-- Task description --
Nothing in the records that follow should differ once you have copied them out.

-- Available data --

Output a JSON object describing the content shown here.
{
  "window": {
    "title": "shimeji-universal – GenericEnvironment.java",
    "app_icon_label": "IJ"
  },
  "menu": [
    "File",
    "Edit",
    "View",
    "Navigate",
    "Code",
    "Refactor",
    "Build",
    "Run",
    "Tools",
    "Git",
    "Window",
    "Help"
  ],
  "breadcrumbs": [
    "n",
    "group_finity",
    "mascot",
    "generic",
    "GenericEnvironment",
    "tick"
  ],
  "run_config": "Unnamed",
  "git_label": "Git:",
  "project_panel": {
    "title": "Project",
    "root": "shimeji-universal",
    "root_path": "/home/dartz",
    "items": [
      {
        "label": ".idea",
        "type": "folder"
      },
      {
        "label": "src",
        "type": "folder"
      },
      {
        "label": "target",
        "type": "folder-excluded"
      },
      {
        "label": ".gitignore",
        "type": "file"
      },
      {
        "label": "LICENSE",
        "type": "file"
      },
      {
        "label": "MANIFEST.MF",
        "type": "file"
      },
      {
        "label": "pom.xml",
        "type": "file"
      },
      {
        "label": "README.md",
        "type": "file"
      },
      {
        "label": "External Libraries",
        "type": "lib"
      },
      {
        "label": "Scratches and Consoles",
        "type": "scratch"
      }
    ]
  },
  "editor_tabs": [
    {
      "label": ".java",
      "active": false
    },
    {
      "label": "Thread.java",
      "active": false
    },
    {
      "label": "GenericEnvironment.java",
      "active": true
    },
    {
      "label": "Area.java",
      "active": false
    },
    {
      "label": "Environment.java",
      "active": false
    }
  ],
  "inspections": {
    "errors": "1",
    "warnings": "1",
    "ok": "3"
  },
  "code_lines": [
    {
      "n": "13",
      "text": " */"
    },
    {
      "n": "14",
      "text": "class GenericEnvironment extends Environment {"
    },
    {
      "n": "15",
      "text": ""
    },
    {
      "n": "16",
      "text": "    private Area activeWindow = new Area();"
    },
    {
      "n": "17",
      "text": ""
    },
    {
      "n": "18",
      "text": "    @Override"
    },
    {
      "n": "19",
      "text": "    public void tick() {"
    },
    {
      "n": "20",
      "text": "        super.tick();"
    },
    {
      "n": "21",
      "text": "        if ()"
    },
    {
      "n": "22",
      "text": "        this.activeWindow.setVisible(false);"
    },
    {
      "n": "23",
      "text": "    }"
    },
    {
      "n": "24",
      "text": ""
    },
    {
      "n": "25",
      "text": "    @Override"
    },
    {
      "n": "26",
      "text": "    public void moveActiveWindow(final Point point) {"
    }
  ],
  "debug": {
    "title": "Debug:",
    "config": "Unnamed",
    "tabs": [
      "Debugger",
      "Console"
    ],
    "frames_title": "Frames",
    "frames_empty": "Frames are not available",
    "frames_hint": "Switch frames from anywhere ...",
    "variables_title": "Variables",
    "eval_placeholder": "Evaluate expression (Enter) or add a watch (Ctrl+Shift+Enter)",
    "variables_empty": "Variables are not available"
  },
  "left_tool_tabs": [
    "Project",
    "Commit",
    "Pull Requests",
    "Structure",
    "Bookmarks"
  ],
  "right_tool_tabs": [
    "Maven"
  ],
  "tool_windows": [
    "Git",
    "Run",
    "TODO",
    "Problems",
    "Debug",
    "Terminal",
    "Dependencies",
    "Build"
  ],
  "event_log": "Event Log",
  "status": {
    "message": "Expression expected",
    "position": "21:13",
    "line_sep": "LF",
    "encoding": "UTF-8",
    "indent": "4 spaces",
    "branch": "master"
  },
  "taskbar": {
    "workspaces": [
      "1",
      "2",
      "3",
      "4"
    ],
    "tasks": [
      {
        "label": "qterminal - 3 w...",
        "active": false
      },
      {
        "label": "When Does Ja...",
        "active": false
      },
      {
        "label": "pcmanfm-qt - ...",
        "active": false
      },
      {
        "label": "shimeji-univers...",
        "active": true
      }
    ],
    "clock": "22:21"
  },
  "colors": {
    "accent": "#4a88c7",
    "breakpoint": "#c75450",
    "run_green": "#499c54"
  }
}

-- Completed task --
Output a JSON object describing the content shown here.
{
  "window": {
    "title": "shimeji-universal – GenericEnvironment.java",
    "app_icon_label": "IJ"
  },
  "menu": [
    "File",
    "Edit",
    "View",
    "Navigate",
    "Code",
    "Refactor",
    "Build",
    "Run",
    "Tools",
    "Git",
    "Window",
    "Help"
  ],
  "breadcrumbs": [
    "n",
    "group_finity",
    "mascot",
    "generic",
    "GenericEnvironment",
    "tick"
  ],
  "run_config": "Unnamed",
  "git_label": "Git:",
  "project_panel": {
    "title": "Project",
    "root": "shimeji-universal",
    "root_path": "/home/dartz",
    "items": [
      {
        "label": ".idea",
        "type": "folder"
      },
      {
        "label": "src",
        "type": "folder"
      },
      {
        "label": "target",
        "type": "folder-excluded"
      },
      {
        "label": ".gitignore",
        "type": "file"
      },
      {
        "label": "LICENSE",
        "type": "file"
      },
      {
        "label": "MANIFEST.MF",
        "type": "file"
      },
      {
        "label": "pom.xml",
        "type": "file"
      },
      {
        "label": "README.md",
        "type": "file"
      },
      {
        "label": "External Libraries",
        "type": "lib"
      },
      {
        "label": "Scratches and Consoles",
        "type": "scratch"
      }
    ]
  },
  "editor_tabs": [
    {
      "label": ".java",
      "active": false
    },
    {
      "label": "Thread.java",
      "active": false
    },
    {
      "label": "GenericEnvironment.java",
      "active": true
    },
    {
      "label": "Area.java",
      "active": false
    },
    {
      "label": "Environment.java",
      "active": false
    }
  ],
  "inspections": {
    "errors": "1",
    "warnings": "1",
    "ok": "3"
  },
  "code_lines": [
    {
      "n": "13",
      "text": " */"
    },
    {
      "n": "14",
      "text": "class GenericEnvironment extends Environment {"
    },
    {
      "n": "15",
      "text": ""
    },
    {
      "n": "16",
      "text": "    private Area activeWindow = new Area();"
    },
    {
      "n": "17",
      "text": ""
    },
    {
      "n": "18",
      "text": "    @Override"
    },
    {
      "n": "19",
      "text": "    public void tick() {"
    },
    {
      "n": "20",
      "text": "        super.tick();"
    },
    {
      "n": "21",
      "text": "        if ()"
    },
    {
      "n": "22",
      "text": "        this.activeWindow.setVisible(false);"
    },
    {
      "n": "23",
      "text": "    }"
    },
    {
      "n": "24",
      "text": ""
    },
    {
      "n": "25",
      "text": "    @Override"
    },
    {
      "n": "26",
      "text": "    public void moveActiveWindow(final Point point) {"
    }
  ],
  "debug": {
    "title": "Debug:",
    "config": "Unnamed",
    "tabs": [
      "Debugger",
      "Console"
    ],
    "frames_title": "Frames",
    "frames_empty": "Frames are not available",
    "frames_hint": "Switch frames from anywhere ...",
    "variables_title": "Variables",
    "eval_placeholder": "Evaluate expression (Enter) or add a watch (Ctrl+Shift+Enter)",
    "variables_empty": "Variables are not available"
  },
  "left_tool_tabs": [
    "Project",
    "Commit",
    "Pull Requests",
    "Structure",
    "Bookmarks"
  ],
  "right_tool_tabs": [
    "Maven"
  ],
  "tool_windows": [
    "Git",
    "Run",
    "TODO",
    "Problems",
    "Debug",
    "Terminal",
    "Dependencies",
    "Build"
  ],
  "event_log": "Event Log",
  "status": {
    "message": "Expression expected",
    "position": "21:13",
    "line_sep": "LF",
    "encoding": "UTF-8",
    "indent": "4 spaces",
    "branch": "master"
  },
  "taskbar": {
    "workspaces": [
      "1",
      "2",
      "3",
      "4"
    ],
    "tasks": [
      {
        "label": "qterminal - 3 w...",
        "active": false
      },
      {
        "label": "When Does Ja...",
        "active": false
      },
      {
        "label": "pcmanfm-qt - ...",
        "active": false
      },
      {
        "label": "shimeji-univers...",
        "active": true
      }
    ],
    "clock": "22:21"
  },
  "colors": {
    "accent": "#4a88c7",
    "breakpoint": "#c75450",
    "run_green": "#499c54"
  }
}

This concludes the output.